## About this task
Copy every record below exactly as it stands.

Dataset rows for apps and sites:

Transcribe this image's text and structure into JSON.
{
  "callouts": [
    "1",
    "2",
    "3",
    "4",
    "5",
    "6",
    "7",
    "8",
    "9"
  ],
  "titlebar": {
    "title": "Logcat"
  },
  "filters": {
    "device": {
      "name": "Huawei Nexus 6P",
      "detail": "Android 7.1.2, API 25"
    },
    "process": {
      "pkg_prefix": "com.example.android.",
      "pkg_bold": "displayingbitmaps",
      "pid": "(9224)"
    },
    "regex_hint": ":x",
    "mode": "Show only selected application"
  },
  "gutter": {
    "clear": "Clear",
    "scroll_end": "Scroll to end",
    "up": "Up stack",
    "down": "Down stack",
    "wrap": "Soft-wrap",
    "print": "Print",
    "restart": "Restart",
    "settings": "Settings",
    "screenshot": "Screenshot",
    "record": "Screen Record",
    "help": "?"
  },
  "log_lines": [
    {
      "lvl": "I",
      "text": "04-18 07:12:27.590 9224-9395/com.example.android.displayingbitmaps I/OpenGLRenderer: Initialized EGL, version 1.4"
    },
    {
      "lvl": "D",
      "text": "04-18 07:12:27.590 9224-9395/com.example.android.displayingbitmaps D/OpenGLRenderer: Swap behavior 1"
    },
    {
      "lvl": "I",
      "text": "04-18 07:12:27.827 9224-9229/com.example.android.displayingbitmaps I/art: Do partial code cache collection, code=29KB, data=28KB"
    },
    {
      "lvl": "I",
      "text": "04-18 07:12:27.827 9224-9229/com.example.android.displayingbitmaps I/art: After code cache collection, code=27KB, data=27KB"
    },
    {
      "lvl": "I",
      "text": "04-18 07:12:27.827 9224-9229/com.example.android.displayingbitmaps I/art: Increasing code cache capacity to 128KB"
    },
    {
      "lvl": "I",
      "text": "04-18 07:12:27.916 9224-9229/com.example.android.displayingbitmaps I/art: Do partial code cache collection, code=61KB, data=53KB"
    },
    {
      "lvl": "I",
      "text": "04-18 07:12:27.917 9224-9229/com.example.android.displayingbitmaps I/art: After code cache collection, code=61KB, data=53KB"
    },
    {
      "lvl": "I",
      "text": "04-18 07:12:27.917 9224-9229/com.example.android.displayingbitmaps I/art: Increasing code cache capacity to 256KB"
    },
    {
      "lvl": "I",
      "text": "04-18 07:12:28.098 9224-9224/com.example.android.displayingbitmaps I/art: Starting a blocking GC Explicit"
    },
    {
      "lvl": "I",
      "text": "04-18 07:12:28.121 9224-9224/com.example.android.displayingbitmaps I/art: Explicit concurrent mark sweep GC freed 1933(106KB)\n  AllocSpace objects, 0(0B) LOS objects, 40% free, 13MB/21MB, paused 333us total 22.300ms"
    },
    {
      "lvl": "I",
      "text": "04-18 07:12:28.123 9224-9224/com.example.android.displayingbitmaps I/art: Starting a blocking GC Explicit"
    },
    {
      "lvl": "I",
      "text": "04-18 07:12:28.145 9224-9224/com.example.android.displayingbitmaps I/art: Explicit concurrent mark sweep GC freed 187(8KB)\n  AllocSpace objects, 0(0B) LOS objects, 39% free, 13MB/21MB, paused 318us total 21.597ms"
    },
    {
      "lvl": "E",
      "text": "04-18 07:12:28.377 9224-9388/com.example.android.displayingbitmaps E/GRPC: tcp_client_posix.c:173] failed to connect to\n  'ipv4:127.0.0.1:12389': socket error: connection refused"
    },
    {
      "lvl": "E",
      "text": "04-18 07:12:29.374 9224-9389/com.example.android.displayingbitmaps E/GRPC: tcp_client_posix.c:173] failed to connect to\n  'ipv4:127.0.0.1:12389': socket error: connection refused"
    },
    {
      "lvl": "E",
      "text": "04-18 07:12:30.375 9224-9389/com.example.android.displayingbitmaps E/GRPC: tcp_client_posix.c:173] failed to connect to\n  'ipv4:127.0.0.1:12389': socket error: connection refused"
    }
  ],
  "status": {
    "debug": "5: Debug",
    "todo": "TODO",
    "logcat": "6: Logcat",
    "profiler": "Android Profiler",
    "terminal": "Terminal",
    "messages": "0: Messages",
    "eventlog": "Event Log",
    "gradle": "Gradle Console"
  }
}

## Task answer
Transcribe this image's text and structure into JSON.
{
  "callouts": [
    "1",
    "2",
    "3",
    "4",
    "5",
    "6",
    "7",
    "8",
    "9"
  ],
  "titlebar": {
    "title": "Logcat"
  },
  "filters": {
    "device": {
      "name": "Huawei Nexus 6P",
      "detail": "Android 7.1.2, API 25"
    },
    "process": {
      "pkg_prefix": "com.example.android.",
      "pkg_bold": "displayingbitmaps",
      "pid": "(9224)"
    },
    "regex_hint": ":x",
    "mode": "Show only selected application"
  },
  "gutter": {
    "clear": "Clear",
    "scroll_end": "Scroll to end",
    "up": "Up stack",
    "down": "Down stack",
    "wrap": "Soft-wrap",
    "print": "Print",
    "restart": "Restart",
    "settings": "Settings",
    "screenshot": "Screenshot",
    "record": "Screen Record",
    "help": "?"
  },
  "log_lines": [
    {
      "lvl": "I",
      "text": "04-18 07:12:27.590 9224-9395/com.example.android.displayingbitmaps I/OpenGLRenderer: Initialized EGL, version 1.4"
    },
    {
      "lvl": "D",
      "text": "04-18 07:12:27.590 9224-9395/com.example.android.displayingbitmaps D/OpenGLRenderer: Swap behavior 1"
    },
    {
      "lvl": "I",
      "text": "04-18 07:12:27.827 9224-9229/com.example.android.displayingbitmaps I/art: Do partial code cache collection, code=29KB, data=28KB"
    },
    {
      "lvl": "I",
      "text": "04-18 07:12:27.827 9224-9229/com.example.android.displayingbitmaps I/art: After code cache collection, code=27KB, data=27KB"
    },
    {
      "lvl": "I",
      "text": "04-18 07:12:27.827 9224-9229/com.example.android.displayingbitmaps I/art: Increasing code cache capacity to 128KB"
    },
    {
      "lvl": "I",
      "text": "04-18 07:12:27.916 9224-9229/com.example.android.displayingbitmaps I/art: Do partial code cache collection, code=61KB, data=53KB"
    },
    {
      "lvl": "I",
      "text": "04-18 07:12:27.917 9224-9229/com.example.android.displayingbitmaps I/art: After code cache collection, code=61KB, data=53KB"
    },
    {
      "lvl": "I",
      "text": "04-18 07:12:27.917 9224-9229/com.example.android.displayingbitmaps I/art: Increasing code cache capacity to 256KB"
    },
    {
      "lvl": "I",
      "text": "04-18 07:12:28.098 9224-9224/com.example.android.displayingbitmaps I/art: Starting a blocking GC Explicit"
    },
    {
      "lvl": "I",
      "text": "04-18 07:12:28.121 9224-9224/com.example.android.displayingbitmaps I/art: Explicit concurrent mark sweep GC freed 1933(106KB)\n  AllocSpace objects, 0(0B) LOS objects, 40% free, 13MB/21MB, paused 333us total 22.300ms"
    },
    {
      "lvl": "I",
      "text": "04-18 07:12:28.123 9224-9224/com.example.android.displayingbitmaps I/art: Starting a blocking GC Explicit"
    },
    {
      "lvl": "I",
      "text": "04-18 07:12:28.145 9224-9224/com.example.android.displayingbitmaps I/art: Explicit concurrent mark sweep GC freed 187(8KB)\n  AllocSpace objects, 0(0B) LOS objects, 39% free, 13MB/21MB, paused 318us total 21.597ms"
    },
    {
      "lvl": "E",
      "text": "04-18 07:12:28.377 9224-9388/com.example.android.displayingbitmaps E/GRPC: tcp_client_posix.c:173] failed to connect to\n  'ipv4:127.0.0.1:12389': socket error: connection refused"
    },
    {
      "lvl": "E",
      "text": "04-18 07:12:29.374 9224-9389/com.example.android.displayingbitmaps E/GRPC: tcp_client_posix.c:173] failed to connect to\n  'ipv4:127.0.0.1:12389': socket error: connection refused"
    },
    {
      "lvl": "E",
      "text": "04-18 07:12:30.375 9224-9389/com.example.android.displayingbitmaps E/GRPC: tcp_client_posix.c:173] failed to connect to\n  'ipv4:127.0.0.1:12389': socket error: connection refused"
    }
  ],
  "status": {
    "debug": "5: Debug",
    "todo": "TODO",
    "logcat": "6: Logcat",
    "profiler": "Android Profiler",
    "terminal": "Terminal",
    "messages": "0: Messages",
    "eventlog": "Event Log",
    "gradle": "Gradle Console"
  }
}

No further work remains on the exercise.